New York: The social media has opened doors for people to interact with users from across the world and has also evolved as a platform where ideas, views and art can be shared with similar minded people.
Sharing pictures has also become a rage on the internet and people go to unimaginable lengths to click selfies that get the most likes. This trend of counting likes and shares on one’s online posts seems to indicate a grave issue, if a new study is to be believed.
While posts going viral can get thousands of likes and anyone can have thousands of followers on their Instagram accounts in the digital age, the study reveals that counting likes can be an indication of a life without any purpose.
The study conducted by observing 250 Facebook users to measure their self esteem and sense of purpose, found that those who based their self esteem entirely on their popularity on Facebook, had little or no sense of purpose.
While people with a sense of purpose did notice the positive response to their posts, they did not depend on it to feel good about themselves, as opposed to those who based self esteem on the response and felt worse when they got lesser likes.

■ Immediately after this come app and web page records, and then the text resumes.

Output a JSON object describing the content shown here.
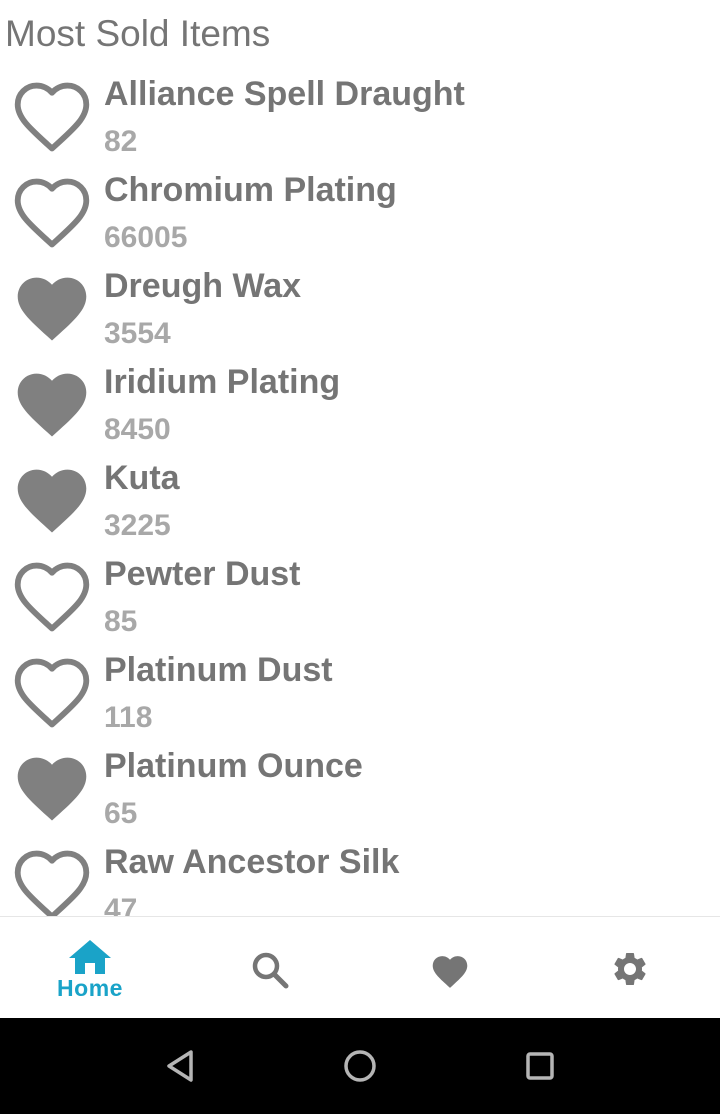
{
  "page": {
    "title": "Most Sold Items"
  },
  "items": [
    {
      "name": "Alliance Spell Draught",
      "count": "82",
      "favorite": false
    },
    {
      "name": "Chromium Plating",
      "count": "66005",
      "favorite": false
    },
    {
      "name": "Dreugh Wax",
      "count": "3554",
      "favorite": true
    },
    {
      "name": "Iridium Plating",
      "count": "8450",
      "favorite": true
    },
    {
      "name": "Kuta",
      "count": "3225",
      "favorite": true
    },
    {
      "name": "Pewter Dust",
      "count": "85",
      "favorite": false
    },
    {
      "name": "Platinum Dust",
      "count": "118",
      "favorite": false
    },
    {
      "name": "Platinum Ounce",
      "count": "65",
      "favorite": true
    },
    {
      "name": "Raw Ancestor Silk",
      "count": "47",
      "favorite": false
    }
  ],
  "bottom_nav": {
    "home": {
      "label": "Home",
      "icon": "home-icon",
      "active": true
    },
    "search": {
      "icon": "search-icon"
    },
    "favorites": {
      "icon": "heart-icon"
    },
    "settings": {
      "icon": "gear-icon"
    }
  },
  "system_nav": {
    "back": {
      "icon": "triangle-back-icon"
    },
    "home": {
      "icon": "circle-home-icon"
    },
    "recents": {
      "icon": "square-recents-icon"
    }
  },
  "colors": {
    "text_primary": "#757575",
    "text_secondary": "#a8a8a8",
    "heart": "#808080",
    "accent": "#1aa3c8",
    "nav_icon": "#757575"
  }
}
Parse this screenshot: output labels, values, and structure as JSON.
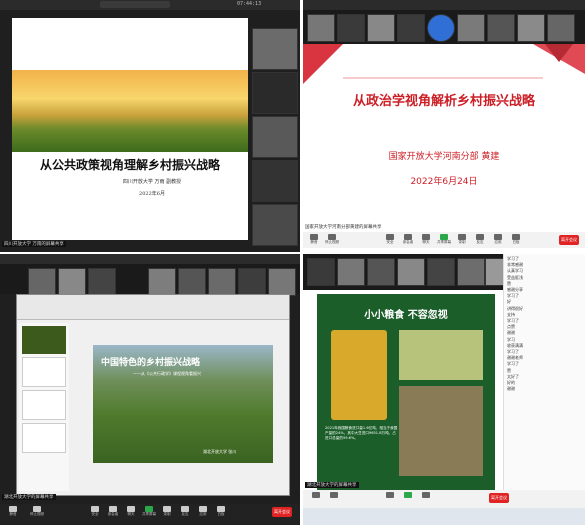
{
  "q1": {
    "slide_title": "从公共政策视角理解乡村振兴战略",
    "affiliation": "四川开放大学  万雨  副教授",
    "date": "2022年6月",
    "share_label": "四川开放大学 万雨的屏幕共享",
    "time": "07:44:13"
  },
  "q2": {
    "slide_title": "从政治学视角解析乡村振兴战略",
    "affiliation": "国家开放大学河南分部  黄建",
    "date": "2022年6月24日",
    "share_label": "国家开放大学河南分部黄建的屏幕共享",
    "leave_label": "离开会议"
  },
  "q3": {
    "slide_title": "中国特色的乡村振兴战略",
    "slide_subtitle": "——从《公共行政学》课程视角看振兴",
    "affiliation": "湖北开放大学  张川",
    "share_label": "湖北开放大学的屏幕共享",
    "leave_label": "离开会议"
  },
  "q4": {
    "slide_title": "小小粮食  不容忽视",
    "body_text": "2021年我国粮食进口量1.6亿吨，相当于我国产量的24%，其中大豆进口9651.8万吨，占进口总量的59.6%。",
    "share_label": "湖北开放大学的屏幕共享",
    "leave_label": "离开会议",
    "chat": [
      "学习了",
      "非常感谢",
      "认真学习",
      "受益匪浅",
      "赞",
      "感谢分享",
      "学习了",
      "好",
      "讲得很好",
      "支持",
      "学习了",
      "点赞",
      "谢谢",
      "学习",
      "收获满满",
      "学习了",
      "谢谢老师",
      "学习了",
      "赞",
      "太好了",
      "好的",
      "谢谢"
    ]
  },
  "toolbar_labels": [
    "静音",
    "停止视频",
    "安全",
    "参会者",
    "聊天",
    "共享屏幕",
    "录制",
    "反应",
    "应用",
    "白板"
  ]
}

In the past, selfie deaths and grave accidents have been reported as people tried to take pictures that get a more positive response on Facebook, and in some cases people were even reported to have committed suicide after failing to click the perfect selfie.